_TASK BRIEF_. Repeat the entire listing exactly. Omit all pictures.

===============

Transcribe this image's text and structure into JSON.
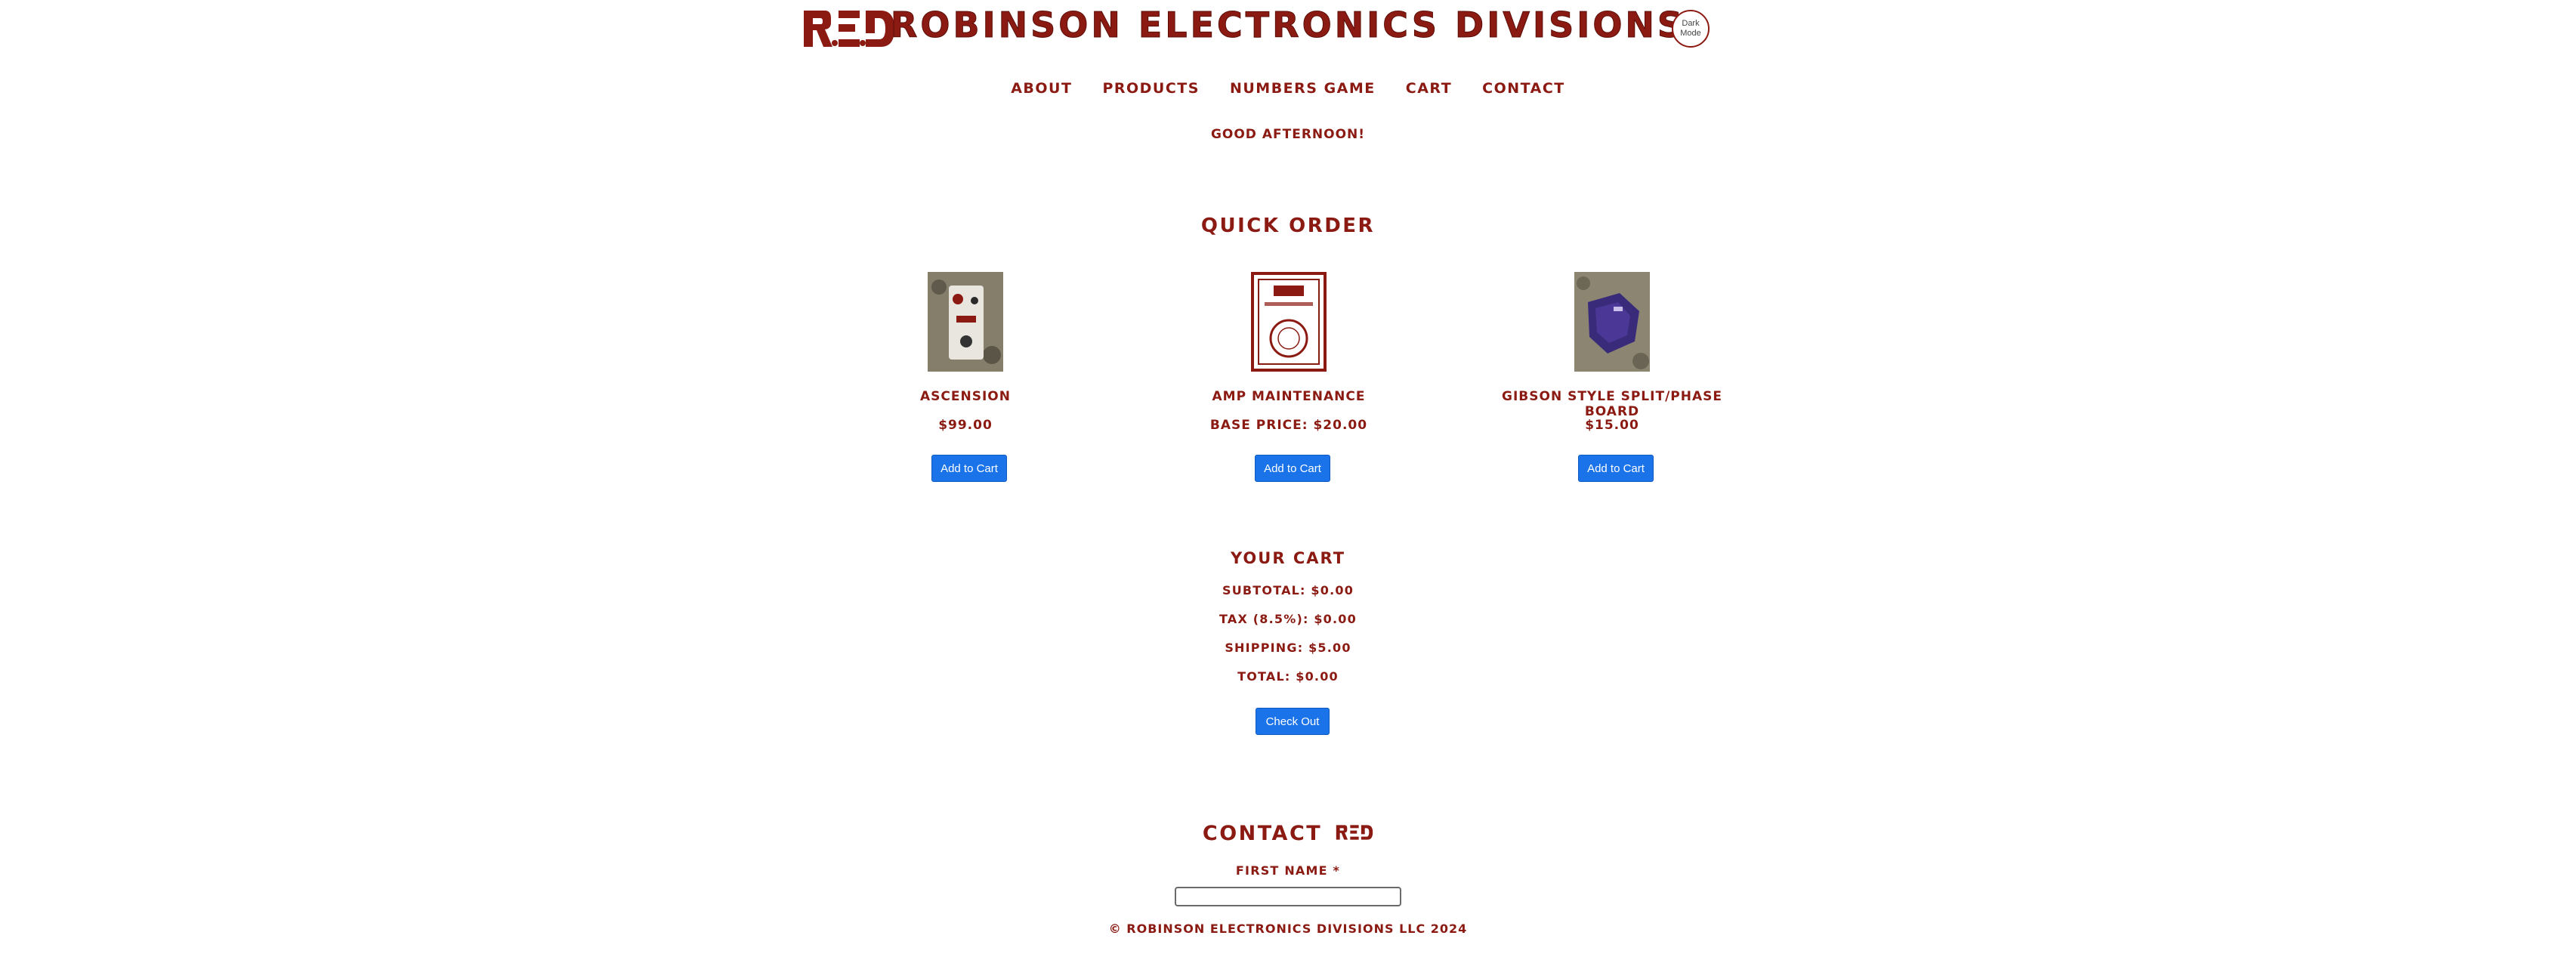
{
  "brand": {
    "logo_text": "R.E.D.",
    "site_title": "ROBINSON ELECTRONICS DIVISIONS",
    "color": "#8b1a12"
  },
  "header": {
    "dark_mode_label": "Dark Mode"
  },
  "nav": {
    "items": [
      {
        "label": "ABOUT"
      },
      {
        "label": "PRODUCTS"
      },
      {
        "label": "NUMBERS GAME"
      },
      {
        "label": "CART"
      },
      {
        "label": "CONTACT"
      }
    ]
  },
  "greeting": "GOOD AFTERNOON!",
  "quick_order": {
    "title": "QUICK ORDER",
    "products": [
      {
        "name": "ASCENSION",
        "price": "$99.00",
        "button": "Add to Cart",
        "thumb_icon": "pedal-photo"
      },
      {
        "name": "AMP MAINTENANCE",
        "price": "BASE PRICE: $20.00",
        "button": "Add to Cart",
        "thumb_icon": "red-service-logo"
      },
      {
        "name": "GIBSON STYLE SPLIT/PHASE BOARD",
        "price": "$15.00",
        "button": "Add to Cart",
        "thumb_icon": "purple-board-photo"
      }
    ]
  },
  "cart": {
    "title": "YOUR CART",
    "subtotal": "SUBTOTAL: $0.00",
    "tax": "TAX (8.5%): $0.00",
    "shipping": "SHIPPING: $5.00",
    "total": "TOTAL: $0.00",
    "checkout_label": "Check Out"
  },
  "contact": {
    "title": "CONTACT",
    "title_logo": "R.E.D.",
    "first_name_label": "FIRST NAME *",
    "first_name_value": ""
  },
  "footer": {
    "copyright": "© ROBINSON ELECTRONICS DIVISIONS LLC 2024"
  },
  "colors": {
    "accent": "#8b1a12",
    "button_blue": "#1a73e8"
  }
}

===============

_TASK SOLUTION_.
Transcribe this image's text and structure into JSON.
{
  "brand": {
    "logo_text": "R.E.D.",
    "site_title": "ROBINSON ELECTRONICS DIVISIONS",
    "color": "#8b1a12"
  },
  "header": {
    "dark_mode_label": "Dark Mode"
  },
  "nav": {
    "items": [
      {
        "label": "ABOUT"
      },
      {
        "label": "PRODUCTS"
      },
      {
        "label": "NUMBERS GAME"
      },
      {
        "label": "CART"
      },
      {
        "label": "CONTACT"
      }
    ]
  },
  "greeting": "GOOD AFTERNOON!",
  "quick_order": {
    "title": "QUICK ORDER",
    "products": [
      {
        "name": "ASCENSION",
        "price": "$99.00",
        "button": "Add to Cart",
        "thumb_icon": "pedal-photo"
      },
      {
        "name": "AMP MAINTENANCE",
        "price": "BASE PRICE: $20.00",
        "button": "Add to Cart",
        "thumb_icon": "red-service-logo"
      },
      {
        "name": "GIBSON STYLE SPLIT/PHASE BOARD",
        "price": "$15.00",
        "button": "Add to Cart",
        "thumb_icon": "purple-board-photo"
      }
    ]
  },
  "cart": {
    "title": "YOUR CART",
    "subtotal": "SUBTOTAL: $0.00",
    "tax": "TAX (8.5%): $0.00",
    "shipping": "SHIPPING: $5.00",
    "total": "TOTAL: $0.00",
    "checkout_label": "Check Out"
  },
  "contact": {
    "title": "CONTACT",
    "title_logo": "R.E.D.",
    "first_name_label": "FIRST NAME *",
    "first_name_value": ""
  },
  "footer": {
    "copyright": "© ROBINSON ELECTRONICS DIVISIONS LLC 2024"
  },
  "colors": {
    "accent": "#8b1a12",
    "button_blue": "#1a73e8"
  }
}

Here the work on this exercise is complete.